◆ **Your goal**
From the following material, say how many lines have "JSON" in them; write only the number.
*** Source material Section Begins ***
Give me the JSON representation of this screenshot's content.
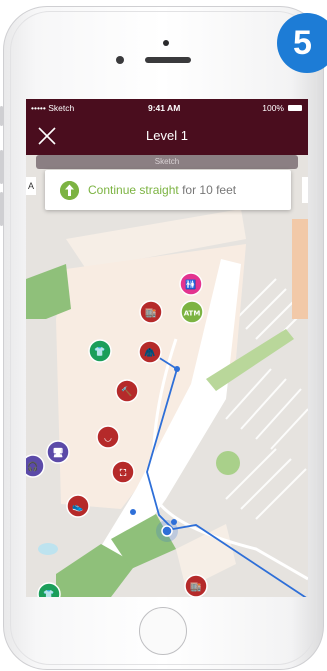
{
  "step_badge": "5",
  "status_bar": {
    "carrier": "••••• Sketch",
    "time": "9:41 AM",
    "battery": "100%"
  },
  "nav": {
    "title": "Level 1",
    "search_hint": "Sketch"
  },
  "direction_card": {
    "highlight": "Continue straight",
    "rest": " for 10 feet"
  },
  "left_edge_label": "A",
  "map": {
    "pois": [
      {
        "name": "restroom-icon",
        "glyph": "🚻",
        "color": "#e3338f"
      },
      {
        "name": "atm-icon",
        "label": "ATM",
        "color": "#7cb342"
      },
      {
        "name": "store-icon",
        "glyph": "🏬",
        "color": "#b52a2a"
      },
      {
        "name": "shirt-icon",
        "glyph": "👕",
        "color": "#1b9e5a"
      },
      {
        "name": "jacket-icon",
        "glyph": "🧥",
        "color": "#b52a2a"
      },
      {
        "name": "sandwich-board-icon",
        "glyph": "⛶",
        "color": "#b52a2a"
      },
      {
        "name": "hammer-icon",
        "glyph": "🔨",
        "color": "#b52a2a"
      },
      {
        "name": "lingerie-icon",
        "glyph": "◡",
        "color": "#b52a2a"
      },
      {
        "name": "electronics-icon",
        "glyph": "🖥",
        "color": "#5b4aa8"
      },
      {
        "name": "headphones-icon",
        "glyph": "🎧",
        "color": "#5b4aa8"
      },
      {
        "name": "shoe-icon",
        "glyph": "👟",
        "color": "#b52a2a"
      },
      {
        "name": "shirt-icon-2",
        "glyph": "👕",
        "color": "#1b9e5a"
      },
      {
        "name": "store-icon-2",
        "glyph": "🏬",
        "color": "#b52a2a"
      },
      {
        "name": "lingerie-icon-2",
        "glyph": "◡",
        "color": "#b52a2a"
      }
    ],
    "route_color": "#2e6fd8"
  }
}
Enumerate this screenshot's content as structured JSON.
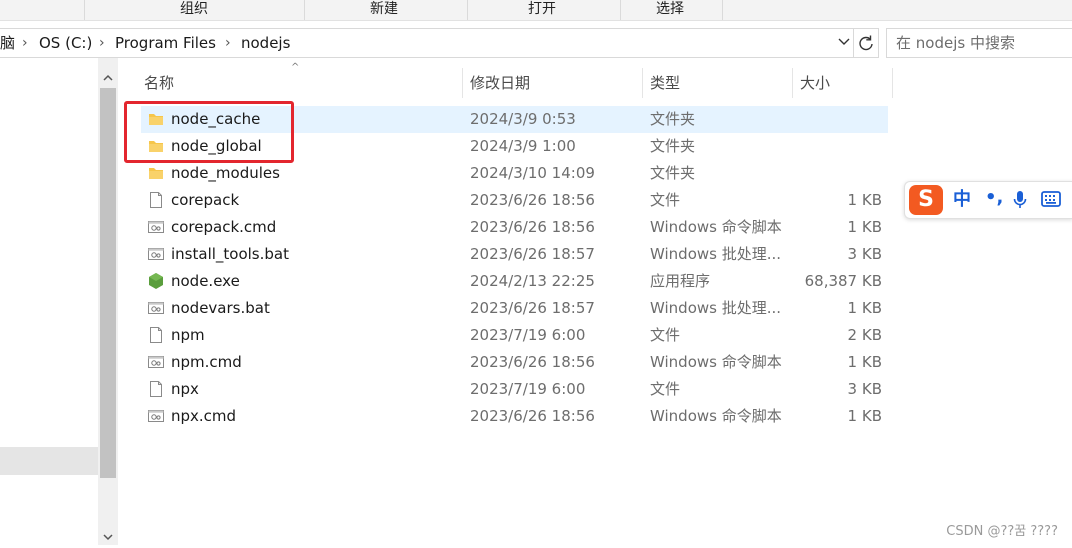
{
  "ribbon": {
    "groups": [
      "组织",
      "新建",
      "打开",
      "选择"
    ]
  },
  "address": {
    "crumbs": [
      "脑",
      "OS (C:)",
      "Program Files",
      "nodejs"
    ],
    "search_placeholder": "在 nodejs 中搜索"
  },
  "columns": {
    "name": "名称",
    "date": "修改日期",
    "type": "类型",
    "size": "大小"
  },
  "files": [
    {
      "name": "node_cache",
      "date": "2024/3/9 0:53",
      "type": "文件夹",
      "size": "",
      "icon": "folder-icon"
    },
    {
      "name": "node_global",
      "date": "2024/3/9 1:00",
      "type": "文件夹",
      "size": "",
      "icon": "folder-icon"
    },
    {
      "name": "node_modules",
      "date": "2024/3/10 14:09",
      "type": "文件夹",
      "size": "",
      "icon": "folder-icon"
    },
    {
      "name": "corepack",
      "date": "2023/6/26 18:56",
      "type": "文件",
      "size": "1 KB",
      "icon": "file-icon"
    },
    {
      "name": "corepack.cmd",
      "date": "2023/6/26 18:56",
      "type": "Windows 命令脚本",
      "size": "1 KB",
      "icon": "script-icon"
    },
    {
      "name": "install_tools.bat",
      "date": "2023/6/26 18:57",
      "type": "Windows 批处理...",
      "size": "3 KB",
      "icon": "script-icon"
    },
    {
      "name": "node.exe",
      "date": "2024/2/13 22:25",
      "type": "应用程序",
      "size": "68,387 KB",
      "icon": "nodejs-icon"
    },
    {
      "name": "nodevars.bat",
      "date": "2023/6/26 18:57",
      "type": "Windows 批处理...",
      "size": "1 KB",
      "icon": "script-icon"
    },
    {
      "name": "npm",
      "date": "2023/7/19 6:00",
      "type": "文件",
      "size": "2 KB",
      "icon": "file-icon"
    },
    {
      "name": "npm.cmd",
      "date": "2023/6/26 18:56",
      "type": "Windows 命令脚本",
      "size": "1 KB",
      "icon": "script-icon"
    },
    {
      "name": "npx",
      "date": "2023/7/19 6:00",
      "type": "文件",
      "size": "3 KB",
      "icon": "file-icon"
    },
    {
      "name": "npx.cmd",
      "date": "2023/6/26 18:56",
      "type": "Windows 命令脚本",
      "size": "1 KB",
      "icon": "script-icon"
    }
  ],
  "ime": {
    "logo": "S",
    "mode": "中",
    "punct": "•,"
  },
  "watermark": "CSDN @??꿈 ????",
  "colors": {
    "highlight_box": "#e3262e",
    "row_hover": "#e5f3ff",
    "folder": "#f6c64b",
    "node_green": "#5a9e3d",
    "ime_orange": "#f35a21"
  }
}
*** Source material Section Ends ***
◆ **Result for this task**
2